Anglo-Catholicism, Anglican Catholicism, or Catholic Anglicanism comprises people, beliefs and practices within Anglicanism that emphasise the Catholic heritage and identity of the various Anglican churches.[1][2]

The term Anglo-Catholic was coined in the early 19th century,[3] although movements emphasising the Catholic nature of Anglicanism had already existed.[4][5] Particularly influential in the history of Anglo-Catholicism were the Caroline Divines of the 17th century, the Jacobite Nonjuring schism of the 17th- and 18th-centuries, and the Oxford Movement, which began at the University of Oxford in 1833 and ushered in a period of Anglican history known as the "Catholic Revival".[6]

A minority of Anglo-Catholics, sometimes called Anglican Papalists, consider themselves under papal supremacy even though they are not in communion with the Roman Catholic Church. Such Anglo-Catholics, especially in England, often celebrate Mass according to the contemporary Roman Catholic rite and are concerned with seeking reunion with the Roman Catholic Church.

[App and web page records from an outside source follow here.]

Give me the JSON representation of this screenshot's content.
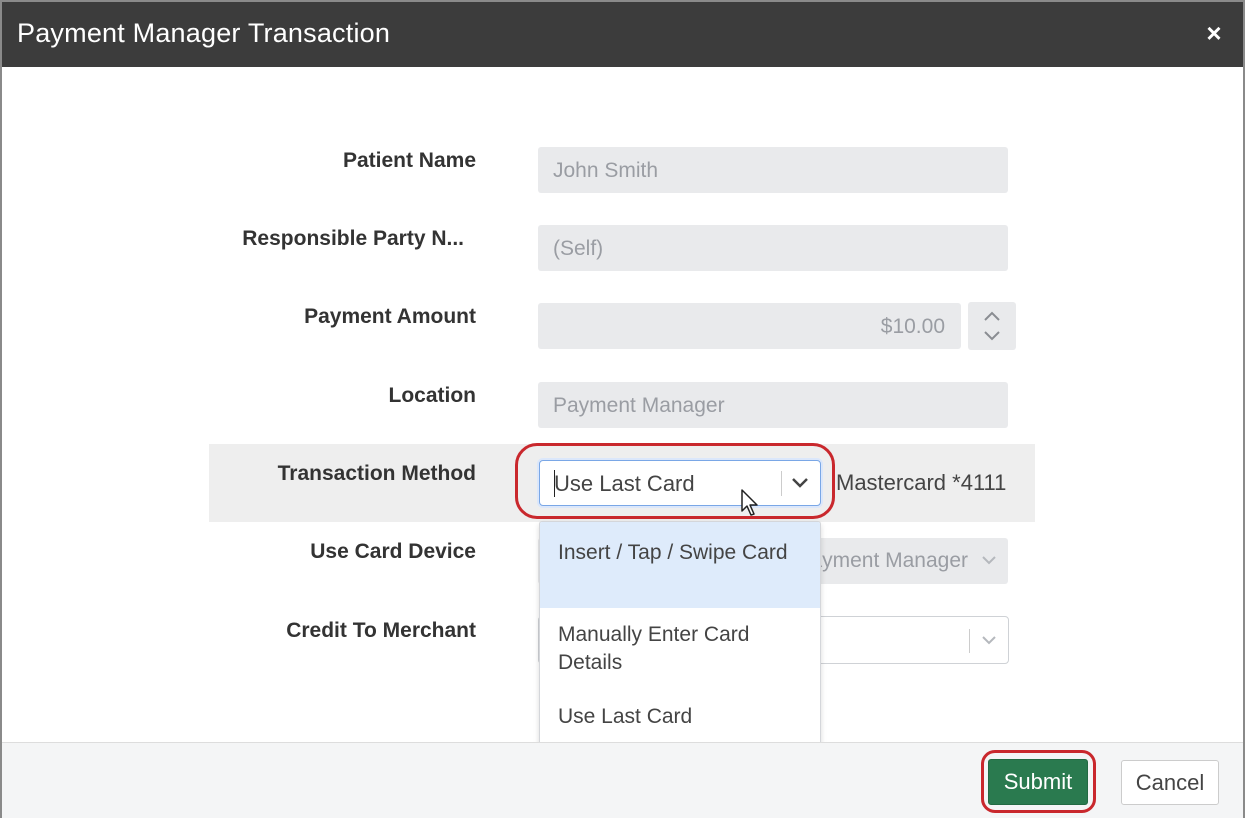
{
  "dialog": {
    "title": "Payment Manager Transaction",
    "close_label": "×"
  },
  "form": {
    "patient_name": {
      "label": "Patient Name",
      "value": "John Smith"
    },
    "responsible_party": {
      "label": "Responsible Party N...",
      "value": "(Self)"
    },
    "payment_amount": {
      "label": "Payment Amount",
      "value": "$10.00"
    },
    "location": {
      "label": "Location",
      "value": "Payment Manager"
    },
    "transaction_method": {
      "label": "Transaction Method",
      "value": "Use Last Card",
      "card_info": "Mastercard *4111",
      "options": [
        {
          "label": "Insert / Tap / Swipe Card",
          "highlighted": true
        },
        {
          "label": "Manually Enter Card Details",
          "highlighted": false
        },
        {
          "label": "Use Last Card",
          "highlighted": false
        }
      ]
    },
    "use_card_device": {
      "label": "Use Card Device",
      "value": "Payment Manager"
    },
    "credit_to_merchant": {
      "label": "Credit To Merchant",
      "value": ""
    }
  },
  "footer": {
    "submit_label": "Submit",
    "cancel_label": "Cancel"
  },
  "colors": {
    "titlebar": "#3c3c3c",
    "submit": "#2a7a4f",
    "highlight_ring": "#c9282d",
    "option_hover": "#deebfb"
  }
}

In addition, members of the personal ordinariates for former Anglicans created by Pope Benedict XVI are sometimes unofficially referred to as "Anglican Catholics".[7][8]